→ Data provided
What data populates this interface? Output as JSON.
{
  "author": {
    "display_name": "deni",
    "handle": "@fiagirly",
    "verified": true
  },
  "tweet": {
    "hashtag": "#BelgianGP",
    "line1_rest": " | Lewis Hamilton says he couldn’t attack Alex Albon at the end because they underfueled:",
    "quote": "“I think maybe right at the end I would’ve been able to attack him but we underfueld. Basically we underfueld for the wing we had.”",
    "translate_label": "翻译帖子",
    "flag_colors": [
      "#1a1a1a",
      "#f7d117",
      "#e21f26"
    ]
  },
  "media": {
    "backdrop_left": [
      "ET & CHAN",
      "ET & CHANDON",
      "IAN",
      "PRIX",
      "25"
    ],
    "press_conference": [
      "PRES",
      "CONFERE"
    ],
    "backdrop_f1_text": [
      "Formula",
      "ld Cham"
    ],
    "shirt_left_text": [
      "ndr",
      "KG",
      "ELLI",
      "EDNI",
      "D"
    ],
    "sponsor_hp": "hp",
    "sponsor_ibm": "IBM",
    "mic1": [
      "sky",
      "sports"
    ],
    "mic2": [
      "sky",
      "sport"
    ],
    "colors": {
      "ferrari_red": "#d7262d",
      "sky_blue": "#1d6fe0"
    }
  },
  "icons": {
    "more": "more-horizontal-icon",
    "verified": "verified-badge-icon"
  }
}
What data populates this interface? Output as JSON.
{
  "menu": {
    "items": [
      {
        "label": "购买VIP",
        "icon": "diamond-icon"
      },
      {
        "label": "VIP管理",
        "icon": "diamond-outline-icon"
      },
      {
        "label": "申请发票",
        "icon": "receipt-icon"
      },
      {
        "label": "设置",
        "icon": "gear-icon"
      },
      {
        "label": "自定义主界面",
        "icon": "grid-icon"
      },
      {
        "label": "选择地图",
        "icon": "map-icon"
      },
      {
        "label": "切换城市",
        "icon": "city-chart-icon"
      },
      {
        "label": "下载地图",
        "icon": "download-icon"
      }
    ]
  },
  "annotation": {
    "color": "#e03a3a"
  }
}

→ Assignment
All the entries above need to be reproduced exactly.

→ Reply
What data populates this interface? Output as JSON.
{
  "author": {
    "display_name": "deni",
    "handle": "@fiagirly",
    "verified": true
  },
  "tweet": {
    "hashtag": "#BelgianGP",
    "line1_rest": " | Lewis Hamilton says he couldn’t attack Alex Albon at the end because they underfueled:",
    "quote": "“I think maybe right at the end I would’ve been able to attack him but we underfueld. Basically we underfueld for the wing we had.”",
    "translate_label": "翻译帖子",
    "flag_colors": [
      "#1a1a1a",
      "#f7d117",
      "#e21f26"
    ]
  },
  "media": {
    "backdrop_left": [
      "ET & CHAN",
      "ET & CHANDON",
      "IAN",
      "PRIX",
      "25"
    ],
    "press_conference": [
      "PRES",
      "CONFERE"
    ],
    "backdrop_f1_text": [
      "Formula",
      "ld Cham"
    ],
    "shirt_left_text": [
      "ndr",
      "KG",
      "ELLI",
      "EDNI",
      "D"
    ],
    "sponsor_hp": "hp",
    "sponsor_ibm": "IBM",
    "mic1": [
      "sky",
      "sports"
    ],
    "mic2": [
      "sky",
      "sport"
    ],
    "colors": {
      "ferrari_red": "#d7262d",
      "sky_blue": "#1d6fe0"
    }
  },
  "icons": {
    "more": "more-horizontal-icon",
    "verified": "verified-badge-icon"
  }
}
What data populates this interface? Output as JSON.
{
  "menu": {
    "items": [
      {
        "label": "购买VIP",
        "icon": "diamond-icon"
      },
      {
        "label": "VIP管理",
        "icon": "diamond-outline-icon"
      },
      {
        "label": "申请发票",
        "icon": "receipt-icon"
      },
      {
        "label": "设置",
        "icon": "gear-icon"
      },
      {
        "label": "自定义主界面",
        "icon": "grid-icon"
      },
      {
        "label": "选择地图",
        "icon": "map-icon"
      },
      {
        "label": "切换城市",
        "icon": "city-chart-icon"
      },
      {
        "label": "下载地图",
        "icon": "download-icon"
      }
    ]
  },
  "annotation": {
    "color": "#e03a3a"
  }
}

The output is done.